> What the exercise asks:
Please tally the lines of the listing that hold the string "icon", and reply with that total only.

** Records for the task follows **

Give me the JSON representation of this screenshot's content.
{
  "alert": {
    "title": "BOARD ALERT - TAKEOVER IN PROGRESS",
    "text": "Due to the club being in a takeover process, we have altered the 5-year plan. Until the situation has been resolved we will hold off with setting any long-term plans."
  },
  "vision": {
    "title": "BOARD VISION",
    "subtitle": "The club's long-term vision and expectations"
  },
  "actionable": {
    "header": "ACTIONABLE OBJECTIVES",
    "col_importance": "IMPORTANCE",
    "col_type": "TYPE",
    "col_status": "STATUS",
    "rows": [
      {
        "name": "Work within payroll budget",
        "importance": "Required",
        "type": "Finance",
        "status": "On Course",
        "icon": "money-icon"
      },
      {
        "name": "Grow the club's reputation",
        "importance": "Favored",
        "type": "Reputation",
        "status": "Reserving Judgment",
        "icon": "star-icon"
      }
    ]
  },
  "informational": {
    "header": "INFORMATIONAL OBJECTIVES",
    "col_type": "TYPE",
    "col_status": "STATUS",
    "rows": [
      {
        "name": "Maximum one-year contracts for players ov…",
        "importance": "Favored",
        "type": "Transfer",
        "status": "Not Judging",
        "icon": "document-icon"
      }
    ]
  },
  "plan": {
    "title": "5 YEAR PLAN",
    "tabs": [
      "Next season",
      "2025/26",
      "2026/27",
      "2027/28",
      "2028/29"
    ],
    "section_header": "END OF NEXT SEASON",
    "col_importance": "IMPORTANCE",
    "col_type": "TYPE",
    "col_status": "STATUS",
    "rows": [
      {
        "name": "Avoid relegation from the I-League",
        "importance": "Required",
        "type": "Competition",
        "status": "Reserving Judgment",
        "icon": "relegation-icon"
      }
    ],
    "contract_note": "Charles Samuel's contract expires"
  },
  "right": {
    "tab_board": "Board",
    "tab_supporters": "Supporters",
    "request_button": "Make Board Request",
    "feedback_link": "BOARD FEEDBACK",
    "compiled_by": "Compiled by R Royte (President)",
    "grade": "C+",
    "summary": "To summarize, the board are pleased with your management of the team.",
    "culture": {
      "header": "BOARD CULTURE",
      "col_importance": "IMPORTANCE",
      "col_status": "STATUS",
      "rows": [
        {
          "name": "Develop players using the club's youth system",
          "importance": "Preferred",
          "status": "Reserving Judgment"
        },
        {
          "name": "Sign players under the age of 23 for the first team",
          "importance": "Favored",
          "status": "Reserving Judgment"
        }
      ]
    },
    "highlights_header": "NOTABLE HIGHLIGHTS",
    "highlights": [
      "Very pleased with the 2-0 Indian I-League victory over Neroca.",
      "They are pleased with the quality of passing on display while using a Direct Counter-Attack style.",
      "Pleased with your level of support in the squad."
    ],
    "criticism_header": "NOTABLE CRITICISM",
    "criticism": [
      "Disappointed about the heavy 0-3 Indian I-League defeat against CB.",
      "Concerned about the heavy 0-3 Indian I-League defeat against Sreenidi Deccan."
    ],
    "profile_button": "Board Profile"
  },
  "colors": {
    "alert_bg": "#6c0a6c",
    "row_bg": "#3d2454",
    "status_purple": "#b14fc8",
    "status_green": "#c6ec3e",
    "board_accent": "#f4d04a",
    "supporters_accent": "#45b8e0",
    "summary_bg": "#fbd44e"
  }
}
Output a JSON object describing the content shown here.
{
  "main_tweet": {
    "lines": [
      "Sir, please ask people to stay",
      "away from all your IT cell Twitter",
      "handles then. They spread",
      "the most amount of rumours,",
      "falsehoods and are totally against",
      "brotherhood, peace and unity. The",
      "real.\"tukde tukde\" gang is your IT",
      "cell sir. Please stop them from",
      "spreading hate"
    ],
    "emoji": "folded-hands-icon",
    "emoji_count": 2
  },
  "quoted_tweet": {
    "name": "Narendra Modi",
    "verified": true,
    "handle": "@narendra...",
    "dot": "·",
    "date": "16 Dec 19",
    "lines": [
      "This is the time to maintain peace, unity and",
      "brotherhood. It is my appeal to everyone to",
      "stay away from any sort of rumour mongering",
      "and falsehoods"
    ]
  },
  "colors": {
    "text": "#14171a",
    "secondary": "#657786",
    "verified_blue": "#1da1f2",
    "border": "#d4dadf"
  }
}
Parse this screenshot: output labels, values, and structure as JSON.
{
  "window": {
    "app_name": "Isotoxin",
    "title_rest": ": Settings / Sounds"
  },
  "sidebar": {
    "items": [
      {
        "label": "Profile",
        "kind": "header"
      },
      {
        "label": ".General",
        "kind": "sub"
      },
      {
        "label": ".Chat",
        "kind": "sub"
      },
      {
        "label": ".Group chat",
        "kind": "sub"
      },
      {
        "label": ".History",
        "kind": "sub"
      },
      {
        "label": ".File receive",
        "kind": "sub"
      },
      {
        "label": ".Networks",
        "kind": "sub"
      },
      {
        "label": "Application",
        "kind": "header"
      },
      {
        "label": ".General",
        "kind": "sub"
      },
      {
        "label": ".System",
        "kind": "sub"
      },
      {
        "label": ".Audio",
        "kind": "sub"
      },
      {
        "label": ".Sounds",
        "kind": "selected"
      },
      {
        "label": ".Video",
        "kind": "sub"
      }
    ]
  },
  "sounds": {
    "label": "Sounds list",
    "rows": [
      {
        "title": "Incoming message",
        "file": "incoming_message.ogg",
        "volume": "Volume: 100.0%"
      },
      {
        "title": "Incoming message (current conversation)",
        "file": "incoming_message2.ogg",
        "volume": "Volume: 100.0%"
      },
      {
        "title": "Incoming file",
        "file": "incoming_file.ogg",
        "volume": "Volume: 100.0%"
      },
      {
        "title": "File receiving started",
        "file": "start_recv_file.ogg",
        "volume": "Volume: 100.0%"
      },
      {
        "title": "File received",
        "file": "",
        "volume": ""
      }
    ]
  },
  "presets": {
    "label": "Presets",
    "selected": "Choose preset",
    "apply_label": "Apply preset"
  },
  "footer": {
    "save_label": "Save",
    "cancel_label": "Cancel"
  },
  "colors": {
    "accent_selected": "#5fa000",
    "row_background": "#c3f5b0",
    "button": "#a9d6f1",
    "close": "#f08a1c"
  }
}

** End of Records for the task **

> Written response:
5